In the case of microwave ovens, the frequency of radio wave usually used is about 2,500 megahertz (4). Interestingly, microwaves at this frequency are absorbed by water, fats and sugars and are not absorbed by most plastics, glass or ceramics. As the water, fats, and sugars in your Spaghetios or Pop-Tart absorb the microwaves they heat up by a process called “dielectric heating.” The molecules are dipoles, meaning they have a positive and negative charge on opposite ends. The dipoles begin to spin as they try to align themselves with the alternating electric field of the microwaves, causing them to rub together and create heat (3). The heat produced by the the water, fat, and sugar molecules in your food rubbing together begins to heat the molecules around them and, essentially, to cook your food! The length of time required to cook your food, therefore, depends on its water, fat, and sugar content in relation to its size.
…So, where do the microwaves come from? The microwaves are generated by a magnetron within the oven. Magnetrons were invented in 1921 and then vastly improved in the 1940s (2). The physics of a magnetron is a little beyond the grasp of this blog, but in layman’s terms it is essentially a tube that moves electrons through a magnetic field which causes the electron path to curve and create oscillating microwaves (2).
The microwaves are then corralled into the cooking box by the waveguide where they bounce around, reflected by the metal of the box, until they are absorbed by your food. Microwaves are a common household object around the world. We use them to heat up left-overs, cook microwave dinners, and to pop popcorn before we sit down to watch a movie. I hope you enjoyed learning about a little bit about the science behind these household marvels, but in case you’re craving a little bit more knowledge, here are some fun facts…
- Microwaves cook your food from the inside out, as opposed to a conventional oven which cooks food from the outside in by the process of convection. This is why Hot Pockets have a little metal casing around them which allows heat to be reflected back at its surface creating a crust! (1)
- Microwaves aren’t nearly as efficient at cooking frozen foods because the molecules are not free to rotate. (3)
- As of 1971 only about 1% of American homes had a microwave.
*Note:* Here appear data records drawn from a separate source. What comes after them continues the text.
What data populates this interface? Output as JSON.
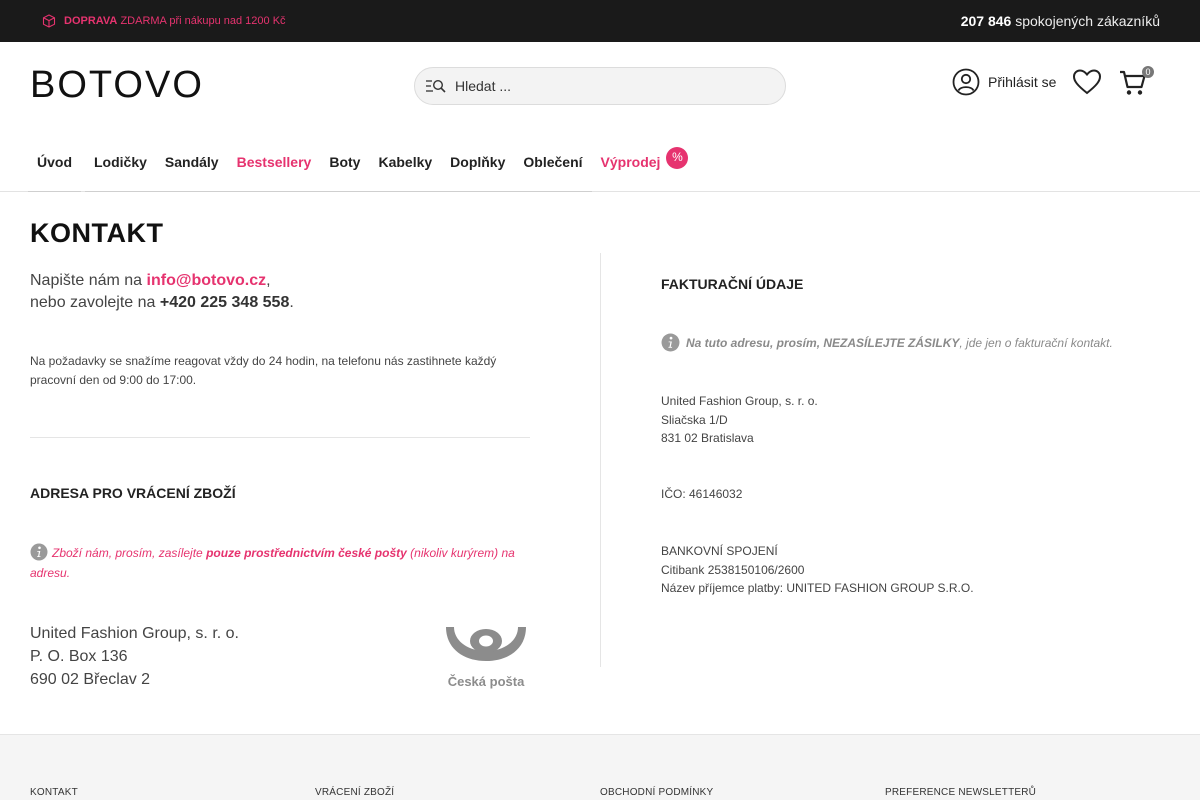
{
  "topbar": {
    "shipping_bold": "DOPRAVA",
    "shipping_text": "ZDARMA při nákupu nad 1200 Kč",
    "customers_count": "207 846",
    "customers_text": "spokojených zákazníků"
  },
  "header": {
    "logo": "BOTOVO",
    "search_placeholder": "Hledat ...",
    "login_label": "Přihlásit se",
    "cart_count": "0"
  },
  "nav": {
    "items": [
      "Úvod",
      "Lodičky",
      "Sandály",
      "Bestsellery",
      "Boty",
      "Kabelky",
      "Doplňky",
      "Oblečení",
      "Výprodej"
    ],
    "sale_badge": "%"
  },
  "page": {
    "title": "KONTAKT",
    "write_prefix": "Napište nám na",
    "email": "info@botovo.cz",
    "call_prefix": "nebo zavolejte na",
    "phone": "+420 225 348 558",
    "response_text": "Na požadavky se snažíme reagovat vždy do 24 hodin, na telefonu nás zastihnete každý pracovní den od 9:00 do 17:00."
  },
  "returns": {
    "heading": "ADRESA PRO VRÁCENÍ ZBOŽÍ",
    "note_prefix": "Zboží nám, prosím, zasílejte",
    "note_bold": "pouze prostřednictvím české pošty",
    "note_suffix": "(nikoliv kurýrem) na adresu.",
    "address": [
      "United Fashion Group, s. r. o.",
      "P. O. Box 136",
      "690 02 Břeclav 2"
    ],
    "logo_text": "Česká pošta"
  },
  "billing": {
    "heading": "FAKTURAČNÍ ÚDAJE",
    "note_bold": "Na tuto adresu, prosím, NEZASÍLEJTE ZÁSILKY",
    "note_rest": ", jde jen o fakturační kontakt.",
    "address": [
      "United Fashion Group, s. r. o.",
      "Sliačska 1/D",
      "831 02 Bratislava"
    ],
    "ico": "IČO: 46146032",
    "bank": [
      "BANKOVNÍ SPOJENÍ",
      "Citibank 2538150106/2600",
      "Název příjemce platby: UNITED FASHION GROUP S.R.O."
    ]
  },
  "footer": {
    "links": [
      "KONTAKT",
      "VRÁCENÍ ZBOŽÍ",
      "OBCHODNÍ PODMÍNKY",
      "PREFERENCE NEWSLETTERŮ"
    ]
  },
  "colors": {
    "accent": "#e6336f",
    "topbar": "#1a1a1a"
  }
}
That number rose to 25% by 1986, and as of 2009 90% of American households had a microwave.
- Microwaves convert Vitamin B12, an essential vitamin predominantly found in meat, to an inactive form. (3)
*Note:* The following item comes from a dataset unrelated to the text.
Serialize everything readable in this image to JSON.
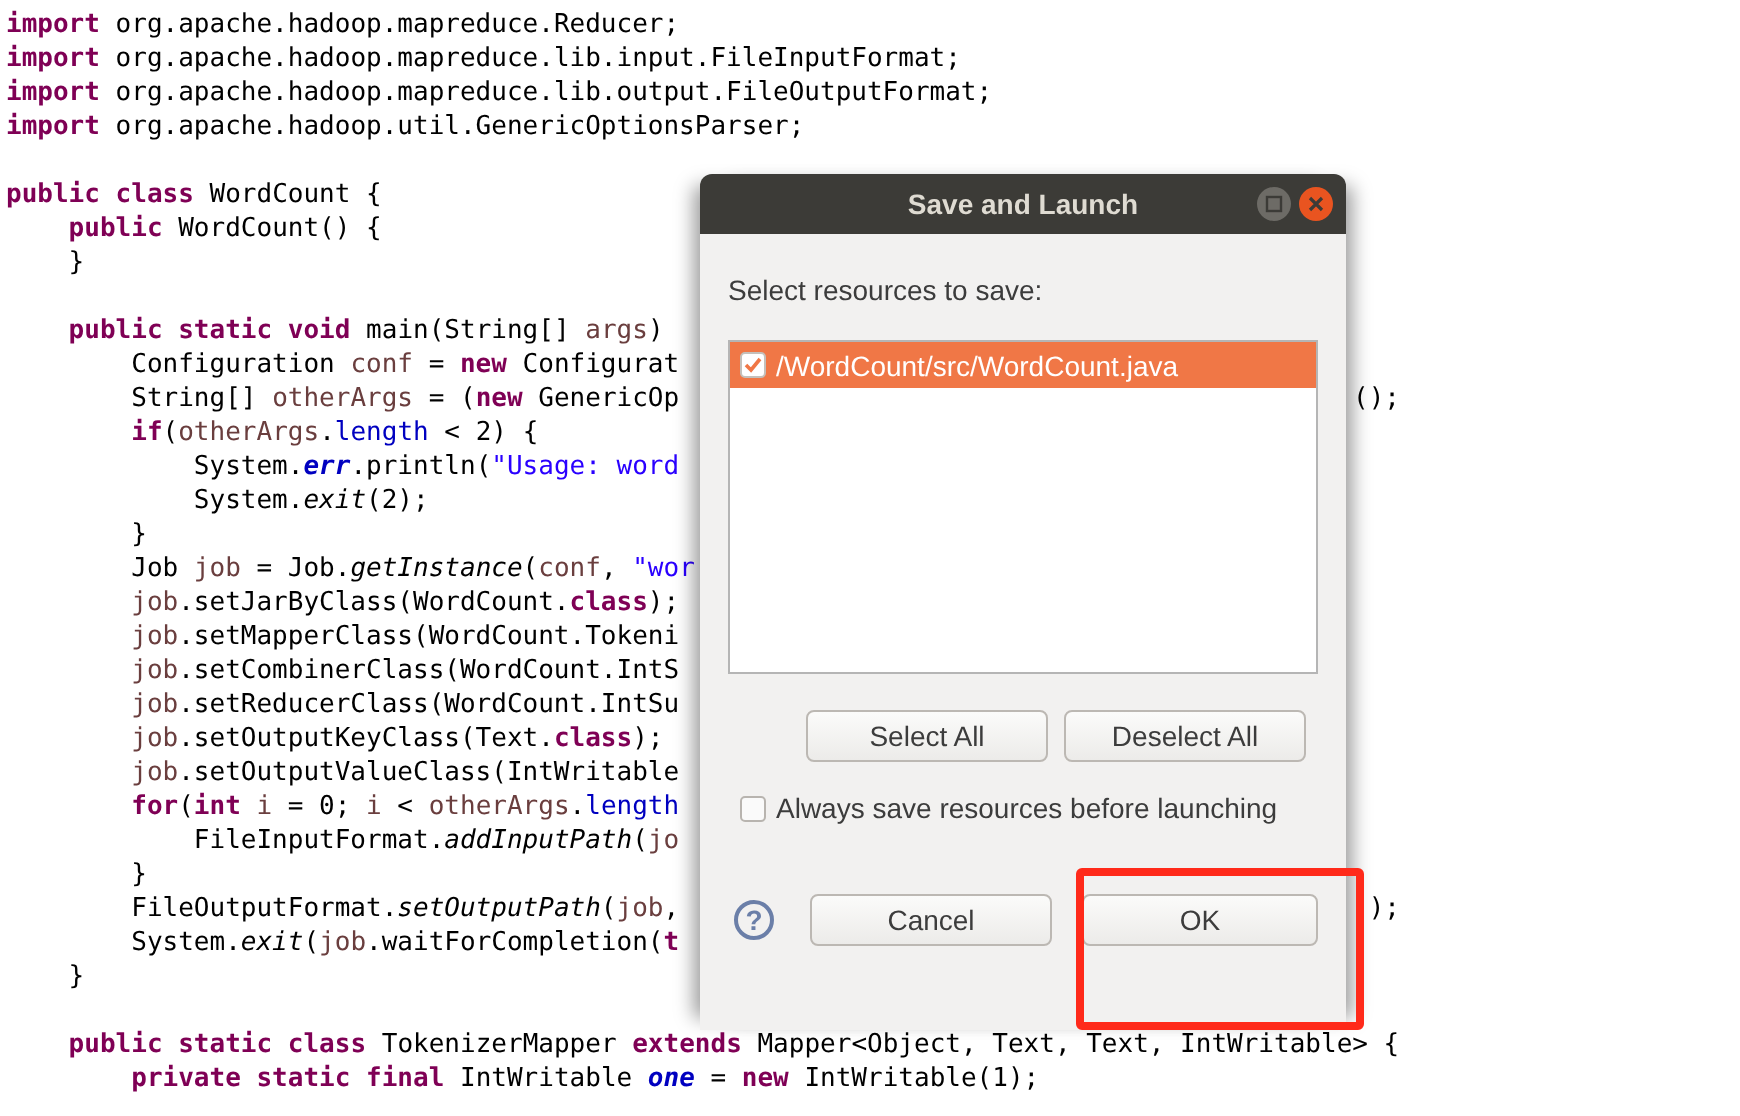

- However, spinach retains almost all of its folate when cooked in a microwave, but loses approximately 80% when it is cooked on a normal stove. (3)
- The first documented use of the term “microwave” was in 1931. It was used in a Telegraph and Telephone Journal, which said “When trials with wavelengths as low as 18 cm were made known, there was undisguised surprise that the problem of the micro-wave had been solved so soon.” (3)
1. Brain, Marshall. “HowStuffWorks “Microwave Cooking”” HowStuffWorks “Home and Garden”2011. Web. 16 Nov. 2011. <http://home.howstuffworks.com/microwave2.htm>
2. Gallawa, Carlton. “The Magnetron Used in Microwave Ovens: Structure and Operation.” Gallawa Family Web Site. 2008. Web. 16 Nov. 2011. <http://www.gallawa.com/microtech/magnetron.html>.
3. “Why You Generally Shouldn’t Put Metals in the Microwave.” Today I Found Out: Why You Generally Shouldn’t Put Metals in the Microwave. Vacca Foeda, 2010. Web. 16 Nov. 2011. <http://www.todayifoundout.com/index.php/2010/08/why-you-generally-shouldnt-put-metals-in-the-microwave/>.
4. Vollmer, Michael. “Physics of the Microwave Oven.” Physics Education 39.1 (2004): 74-81. Print.